Why do you think the bar code needs to be a fixed length, what use is that and what other ways could you get the same benefits.

May 15, 2018
10:17 am
Ben
Admin
Forum Posts: 179
Member Since:
August 24, 2015
sp_UserOfflineSmall Offline

Hi

Just to clear a few things up.

The barcodes work based on the distances between transitions between black and white (there is no real correlation to the number of black and white bars, you could invert the colours on each barcode and it would work the same)

Our barcodes are based on the Code 39 standard of creating barcodes: https://en.wikipedia.org/wiki/Code_39

Our barcodes technically store 9 bits of information but Edison can only reliably ready 7 bits of information, this is due to overlap and reverse reading issues.

7 bits of information give 128 possible barcodes, however these barcodes point to a location in Edisons memory.

The barcodes we have released point to the start of a pre-built program stored in memory, all other barcodes point to nothing.

For Edison V1 and Edison V2.0 it is not possible to create new barcodes that run custom programs

May 16, 2018
3:32 am
David
Member
Members
Forum Posts: 9
Member Since:
May 13, 2018
sp_UserOfflineSmall Offline

Interesting, I did not think to count the edges.  So there are 10 edges on the barcode giving you 9 measurable spans, hence the 9 bits of information.  Each span then can be ‘short’ or ‘long’, basically a binary pattern, giving us 2^9 combinations, with two bits somehow begin used to basically checksum the barcode. 

Well that makes my previous post look a bit silly laugh but still it is fun to try to figure out how things work!

So all the barcodes come out the same length because there must always be 3 long spans and 6 short spans.  That is probably partially why we can’t get all 512 combinations as well. 

I will need to read up on Code 39 a bit more when I have some free time!

  • Keep up with Edison

    Sign up for our newsletter to get all things Edison delivered straight to your inbox.

  • This field is for validation purposes and should be left unchanged.

Heads up

The Australian Federal Parliament has passed a law that extends goods and services tax (GST) to low value imports of physical goods imported by consumers from 1 July 2018.

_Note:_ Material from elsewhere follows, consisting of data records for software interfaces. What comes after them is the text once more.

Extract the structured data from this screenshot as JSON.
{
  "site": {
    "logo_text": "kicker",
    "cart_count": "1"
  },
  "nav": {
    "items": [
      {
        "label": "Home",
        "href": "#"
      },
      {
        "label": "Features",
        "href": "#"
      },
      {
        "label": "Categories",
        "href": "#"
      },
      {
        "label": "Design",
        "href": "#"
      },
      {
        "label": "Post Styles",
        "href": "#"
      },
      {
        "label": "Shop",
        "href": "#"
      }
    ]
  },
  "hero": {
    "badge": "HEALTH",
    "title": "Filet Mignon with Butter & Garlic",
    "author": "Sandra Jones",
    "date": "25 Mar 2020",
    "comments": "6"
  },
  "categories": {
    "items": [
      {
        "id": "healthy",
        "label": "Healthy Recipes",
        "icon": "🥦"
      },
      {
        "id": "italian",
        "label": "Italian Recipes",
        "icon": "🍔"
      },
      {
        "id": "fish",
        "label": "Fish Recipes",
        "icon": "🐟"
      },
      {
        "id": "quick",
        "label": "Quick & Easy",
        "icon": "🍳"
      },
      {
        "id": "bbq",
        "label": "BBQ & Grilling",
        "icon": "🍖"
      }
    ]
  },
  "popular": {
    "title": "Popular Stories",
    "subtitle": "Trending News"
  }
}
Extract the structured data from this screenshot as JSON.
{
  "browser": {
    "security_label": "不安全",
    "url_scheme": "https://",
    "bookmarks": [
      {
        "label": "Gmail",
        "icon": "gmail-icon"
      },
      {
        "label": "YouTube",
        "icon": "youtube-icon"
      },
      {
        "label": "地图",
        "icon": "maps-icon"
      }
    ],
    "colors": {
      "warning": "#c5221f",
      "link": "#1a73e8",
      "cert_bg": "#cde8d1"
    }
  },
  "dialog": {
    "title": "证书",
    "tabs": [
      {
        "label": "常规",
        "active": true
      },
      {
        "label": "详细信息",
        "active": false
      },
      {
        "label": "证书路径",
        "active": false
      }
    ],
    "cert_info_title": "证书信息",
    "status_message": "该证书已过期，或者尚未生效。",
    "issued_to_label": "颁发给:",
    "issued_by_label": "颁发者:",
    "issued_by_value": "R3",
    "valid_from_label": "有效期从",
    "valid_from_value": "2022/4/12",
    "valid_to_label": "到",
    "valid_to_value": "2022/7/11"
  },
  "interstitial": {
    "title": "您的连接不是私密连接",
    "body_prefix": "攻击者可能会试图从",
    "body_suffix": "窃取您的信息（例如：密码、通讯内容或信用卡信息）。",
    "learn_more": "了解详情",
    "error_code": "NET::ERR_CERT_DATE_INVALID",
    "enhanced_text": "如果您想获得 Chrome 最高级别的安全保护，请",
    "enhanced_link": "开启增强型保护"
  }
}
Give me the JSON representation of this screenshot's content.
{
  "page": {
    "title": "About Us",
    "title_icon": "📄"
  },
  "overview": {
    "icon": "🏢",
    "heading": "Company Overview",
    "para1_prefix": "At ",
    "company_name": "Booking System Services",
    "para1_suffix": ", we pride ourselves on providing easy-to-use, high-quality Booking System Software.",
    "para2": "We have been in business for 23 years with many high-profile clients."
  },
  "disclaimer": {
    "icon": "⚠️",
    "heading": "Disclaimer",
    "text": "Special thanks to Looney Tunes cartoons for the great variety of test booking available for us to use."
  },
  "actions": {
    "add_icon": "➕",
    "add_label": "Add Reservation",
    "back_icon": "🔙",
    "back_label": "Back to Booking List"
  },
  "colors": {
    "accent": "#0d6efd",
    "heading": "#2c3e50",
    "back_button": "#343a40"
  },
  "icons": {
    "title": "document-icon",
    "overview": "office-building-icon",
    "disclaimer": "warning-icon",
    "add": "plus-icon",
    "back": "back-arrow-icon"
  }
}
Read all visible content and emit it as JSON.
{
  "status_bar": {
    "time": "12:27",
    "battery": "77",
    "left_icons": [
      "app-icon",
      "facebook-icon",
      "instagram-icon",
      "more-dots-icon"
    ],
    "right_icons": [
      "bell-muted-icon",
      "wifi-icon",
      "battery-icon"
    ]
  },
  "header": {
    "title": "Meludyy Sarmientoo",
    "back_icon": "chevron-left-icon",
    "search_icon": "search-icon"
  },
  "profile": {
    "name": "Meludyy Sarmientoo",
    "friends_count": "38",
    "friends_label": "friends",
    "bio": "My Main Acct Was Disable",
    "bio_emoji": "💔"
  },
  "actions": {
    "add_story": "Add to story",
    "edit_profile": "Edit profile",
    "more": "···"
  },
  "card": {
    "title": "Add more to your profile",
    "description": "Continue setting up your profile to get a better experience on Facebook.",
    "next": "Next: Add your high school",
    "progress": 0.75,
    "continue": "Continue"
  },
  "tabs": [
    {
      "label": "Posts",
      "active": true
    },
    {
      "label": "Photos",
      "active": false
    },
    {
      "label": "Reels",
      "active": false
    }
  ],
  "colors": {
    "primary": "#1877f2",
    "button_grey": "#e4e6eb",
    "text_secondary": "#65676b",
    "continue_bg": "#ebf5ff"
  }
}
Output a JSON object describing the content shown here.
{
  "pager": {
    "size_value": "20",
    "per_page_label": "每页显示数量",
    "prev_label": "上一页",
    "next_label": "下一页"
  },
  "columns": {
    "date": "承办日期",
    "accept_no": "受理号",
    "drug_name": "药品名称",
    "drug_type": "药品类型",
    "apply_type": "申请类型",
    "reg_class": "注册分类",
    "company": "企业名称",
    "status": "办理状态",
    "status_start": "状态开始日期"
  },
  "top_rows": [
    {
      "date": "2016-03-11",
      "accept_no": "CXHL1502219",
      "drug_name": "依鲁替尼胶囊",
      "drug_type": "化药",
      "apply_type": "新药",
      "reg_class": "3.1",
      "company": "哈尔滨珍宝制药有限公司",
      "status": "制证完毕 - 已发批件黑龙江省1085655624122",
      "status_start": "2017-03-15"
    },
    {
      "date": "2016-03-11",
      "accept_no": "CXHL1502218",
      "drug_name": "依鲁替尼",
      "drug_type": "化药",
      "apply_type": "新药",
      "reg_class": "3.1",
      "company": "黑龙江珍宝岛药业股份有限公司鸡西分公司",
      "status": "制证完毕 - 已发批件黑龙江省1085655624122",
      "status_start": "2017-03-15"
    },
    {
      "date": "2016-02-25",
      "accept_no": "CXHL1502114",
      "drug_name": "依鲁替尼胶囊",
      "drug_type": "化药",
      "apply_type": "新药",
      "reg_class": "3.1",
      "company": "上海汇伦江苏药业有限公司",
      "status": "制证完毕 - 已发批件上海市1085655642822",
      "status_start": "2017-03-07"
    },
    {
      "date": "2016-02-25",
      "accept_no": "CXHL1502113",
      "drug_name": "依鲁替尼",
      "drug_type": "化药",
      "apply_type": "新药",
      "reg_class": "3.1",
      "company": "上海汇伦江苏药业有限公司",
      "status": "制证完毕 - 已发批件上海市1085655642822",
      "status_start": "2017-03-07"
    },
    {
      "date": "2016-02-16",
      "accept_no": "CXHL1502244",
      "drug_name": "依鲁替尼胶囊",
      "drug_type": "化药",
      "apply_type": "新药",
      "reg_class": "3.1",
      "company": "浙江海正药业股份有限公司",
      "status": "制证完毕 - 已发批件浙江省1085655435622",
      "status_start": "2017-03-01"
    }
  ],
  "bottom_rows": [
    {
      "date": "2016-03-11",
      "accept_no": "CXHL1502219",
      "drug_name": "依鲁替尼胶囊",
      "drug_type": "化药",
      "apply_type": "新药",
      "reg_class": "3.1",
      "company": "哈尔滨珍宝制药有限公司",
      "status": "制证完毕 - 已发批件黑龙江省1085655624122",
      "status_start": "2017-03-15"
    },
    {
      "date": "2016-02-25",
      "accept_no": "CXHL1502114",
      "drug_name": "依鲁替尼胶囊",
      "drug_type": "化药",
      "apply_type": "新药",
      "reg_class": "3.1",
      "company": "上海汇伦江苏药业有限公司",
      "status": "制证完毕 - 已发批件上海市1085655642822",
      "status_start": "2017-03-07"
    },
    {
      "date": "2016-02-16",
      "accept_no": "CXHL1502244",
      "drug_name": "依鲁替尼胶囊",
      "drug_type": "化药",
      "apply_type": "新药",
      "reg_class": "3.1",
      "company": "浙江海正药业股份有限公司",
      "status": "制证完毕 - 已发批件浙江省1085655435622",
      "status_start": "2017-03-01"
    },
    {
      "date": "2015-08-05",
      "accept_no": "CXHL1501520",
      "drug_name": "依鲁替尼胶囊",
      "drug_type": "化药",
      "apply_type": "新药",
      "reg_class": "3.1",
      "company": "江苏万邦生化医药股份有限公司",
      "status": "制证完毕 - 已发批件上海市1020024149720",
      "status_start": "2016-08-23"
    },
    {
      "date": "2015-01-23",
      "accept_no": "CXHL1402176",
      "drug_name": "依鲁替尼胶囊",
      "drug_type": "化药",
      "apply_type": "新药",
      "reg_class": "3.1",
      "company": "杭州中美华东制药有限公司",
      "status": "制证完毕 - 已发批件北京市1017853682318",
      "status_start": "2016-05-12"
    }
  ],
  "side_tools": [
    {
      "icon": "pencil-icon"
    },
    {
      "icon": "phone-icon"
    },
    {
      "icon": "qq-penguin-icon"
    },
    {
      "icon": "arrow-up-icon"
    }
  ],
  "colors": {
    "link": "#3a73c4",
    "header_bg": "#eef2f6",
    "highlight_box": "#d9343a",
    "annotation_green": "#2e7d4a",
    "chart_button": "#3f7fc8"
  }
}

This means that all customers purchasing Edison robots and accessories with an Australian shipping address must now pay GST. The GST will be automatically added to your purchase and show as a line item on your invoice.

We've detected that you are in Australia, so we wanted to let you know that we have changed your settings to view our Australian site, which displays GST inclusive pricing.

You can change back to the GLOBAL SITE at any time using the link in the top left of the page.

OK got it!    Take me to the GLOBAL SITE instead

Country

Pin It on Pinterest

Share This